However, no amount of experience or boat type makes crossing a bar safe when the conditions are marginal or adverse. No situation warrants taking the risk, so “if in doubt, don’t go out”.

Before leaving harbour, a skipper must assess conditions on the bar. Skippers must be aware that a rapid change in conditions might prevent a safe return to harbour. Craft unable to weather adverse seas outside the bar should not leave port. Those vessels leaving for longer trips should ensure they have adequate reserve fuel and provisions to enable the vessel to remain at sea and/ or divert to another port should adverse bar conditions prevail on their return.

Ensure that your vessel has sufficient stability. All vessels must be in a stable condition. Skippers should be aware of all the factors that determine a vessel’s stability, including:

• Additional weights on deck, including portable ice slurry bins and fuel containers. 

• The loss of stability that occurs if deck enclosures or bins suddenly fill with water. 

• Modifications to a vessel may be detrimental to its stability. The vessel’s statical stability should have been calculated after such alterations. 

• The movement of weights within the vessel, including people.

Skippers should be aware that all bars have areas of broken water containing air, which can severely reduce the stability and handling of a vessel. In marginal conditions, nighttime crossings are more hazardous. Vessels attempting to cross a bar at or near low water are more likely to experience adverse conditions than at high water.

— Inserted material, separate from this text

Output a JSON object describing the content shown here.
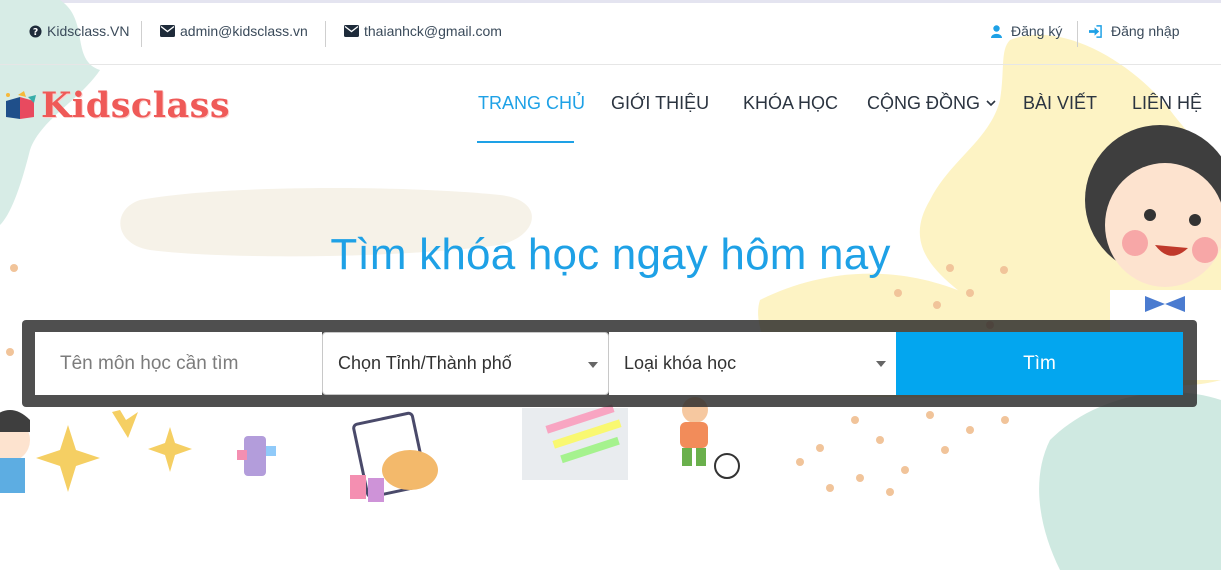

See Boat Notice BN 10/2001 November (superseding Boat Notice 02/2000).

With regard to prudent practice, effective communication must be established before attempting a crossing between the skipper and the harbourmaster or, if unavailable, another responsible person. 

All skippers operating to and from bar harbours should obtain relevant up to date information and a weather report pertinent to the area before crossing the bar and take into account that information.

Stay at a safe distance offshore until a report on the prevailing bar conditions has been obtained from the harbourmaster or, if unavailable, another responsible person inside the harbour. “If in doubt, don’t go out.”

Skippers should ensure that all deck openings, hatches and doors are securely battened down or closed, particularly offcentre line hatchways. Freeing ports should be checked that they are clear and operating. Loose gear on deck, including ice-slurry bins and their lids, should be secured.

Before crossing any bar entrance, skippers should ensure that everyone on board is awake and dressed.

Ensure lifesaving equipment is easily accessible and ready for immediate use. Every person should wear a lifejacket or personal flotation device of an appropriate size before you cross, particularly children. There are many approved inflatable lifejackets that are easy and comfortable to wear.

Approaches should be made at a moderate speed in order that a skipper might increase or slacken speed in order to steer out of trouble. A lookout watching astern should be posted to keep the helmsman informed of the approach of dangerous building swells.

In the interests of safety and maneuverability, the skipper should ensure the preceding vessel is well clear of the bar before proceeding. Once across the bar, the skipper should confirm successful crossing with the harbourmaster or, if unavailable, another responsible person.

A “responsible person” is a person with relevant experience and/or expertise, in whom the skipper has confidence, who is accountable for the provision of advice regarding local bar conditions and/or prudent practice to skippers intending to cross the bar.

It is ultimately the skipper’s responsibility to determine whether or not to cross a bar. 

It’s your family and friends who will suffer if you get it wrong. And not just on the day anything happens either, they will suffer for more than a lifetime if you get it wrong.

 

Tony Marsters 

Warfish Charters 

Phone (021) 298 5750

Email tony@warfish.co.nz